Work instructions: Every entry in the data is to be written out exactly; no picture belongs in the copy.

Page and application data records
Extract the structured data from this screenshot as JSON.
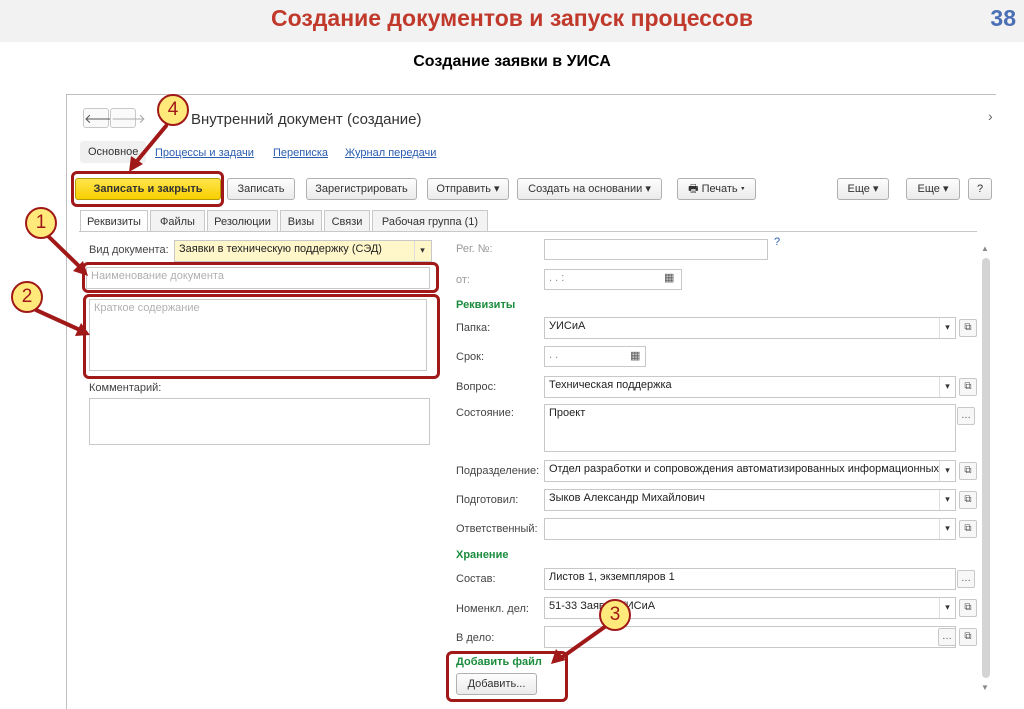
{
  "slide": {
    "title": "Создание документов и запуск процессов",
    "page": "38",
    "subtitle": "Создание заявки в УИСА"
  },
  "window": {
    "title": "Внутренний документ (создание)",
    "tabs": [
      "Основное",
      "Процессы и задачи",
      "Переписка",
      "Журнал передачи"
    ]
  },
  "toolbar": {
    "save_close": "Записать и закрыть",
    "save": "Записать",
    "register": "Зарегистрировать",
    "send": "Отправить",
    "create_based": "Создать на основании",
    "print": "Печать",
    "more1": "Еще",
    "more2": "Еще",
    "help": "?"
  },
  "subtabs": [
    "Реквизиты",
    "Файлы",
    "Резолюции",
    "Визы",
    "Связи",
    "Рабочая группа (1)"
  ],
  "left": {
    "doc_type_label": "Вид документа:",
    "doc_type_value": "Заявки в техническую поддержку (СЭД)",
    "name_placeholder": "Наименование документа",
    "summary_placeholder": "Краткое содержание",
    "comment_label": "Комментарий:"
  },
  "right": {
    "reg_label": "Рег. №:",
    "help_mark": "?",
    "from_label": "от:",
    "from_value": ".  .       :",
    "requisites_header": "Реквизиты",
    "folder_label": "Папка:",
    "folder_value": "УИСиА",
    "term_label": "Срок:",
    "term_value": ".  .",
    "question_label": "Вопрос:",
    "question_value": "Техническая поддержка",
    "state_label": "Состояние:",
    "state_value": "Проект",
    "dept_label": "Подразделение:",
    "dept_value": "Отдел разработки и сопровождения автоматизированных информационных",
    "prepared_label": "Подготовил:",
    "prepared_value": "Зыков Александр Михайлович",
    "responsible_label": "Ответственный:",
    "storage_header": "Хранение",
    "composition_label": "Состав:",
    "composition_value": "Листов 1, экземпляров 1",
    "nomencl_label": "Номенкл. дел:",
    "nomencl_value": "51-33 Заявки УИСиА",
    "case_label": "В дело:",
    "add_file_header": "Добавить файл",
    "add_button": "Добавить..."
  },
  "markers": [
    "1",
    "2",
    "3",
    "4"
  ]
}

Answer below:
Extract the structured data from this screenshot as JSON.
{
  "slide": {
    "title": "Создание документов и запуск процессов",
    "page": "38",
    "subtitle": "Создание заявки в УИСА"
  },
  "window": {
    "title": "Внутренний документ (создание)",
    "tabs": [
      "Основное",
      "Процессы и задачи",
      "Переписка",
      "Журнал передачи"
    ]
  },
  "toolbar": {
    "save_close": "Записать и закрыть",
    "save": "Записать",
    "register": "Зарегистрировать",
    "send": "Отправить",
    "create_based": "Создать на основании",
    "print": "Печать",
    "more1": "Еще",
    "more2": "Еще",
    "help": "?"
  },
  "subtabs": [
    "Реквизиты",
    "Файлы",
    "Резолюции",
    "Визы",
    "Связи",
    "Рабочая группа (1)"
  ],
  "left": {
    "doc_type_label": "Вид документа:",
    "doc_type_value": "Заявки в техническую поддержку (СЭД)",
    "name_placeholder": "Наименование документа",
    "summary_placeholder": "Краткое содержание",
    "comment_label": "Комментарий:"
  },
  "right": {
    "reg_label": "Рег. №:",
    "help_mark": "?",
    "from_label": "от:",
    "from_value": ".  .       :",
    "requisites_header": "Реквизиты",
    "folder_label": "Папка:",
    "folder_value": "УИСиА",
    "term_label": "Срок:",
    "term_value": ".  .",
    "question_label": "Вопрос:",
    "question_value": "Техническая поддержка",
    "state_label": "Состояние:",
    "state_value": "Проект",
    "dept_label": "Подразделение:",
    "dept_value": "Отдел разработки и сопровождения автоматизированных информационных",
    "prepared_label": "Подготовил:",
    "prepared_value": "Зыков Александр Михайлович",
    "responsible_label": "Ответственный:",
    "storage_header": "Хранение",
    "composition_label": "Состав:",
    "composition_value": "Листов 1, экземпляров 1",
    "nomencl_label": "Номенкл. дел:",
    "nomencl_value": "51-33 Заявки УИСиА",
    "case_label": "В дело:",
    "add_file_header": "Добавить файл",
    "add_button": "Добавить..."
  },
  "markers": [
    "1",
    "2",
    "3",
    "4"
  ]
}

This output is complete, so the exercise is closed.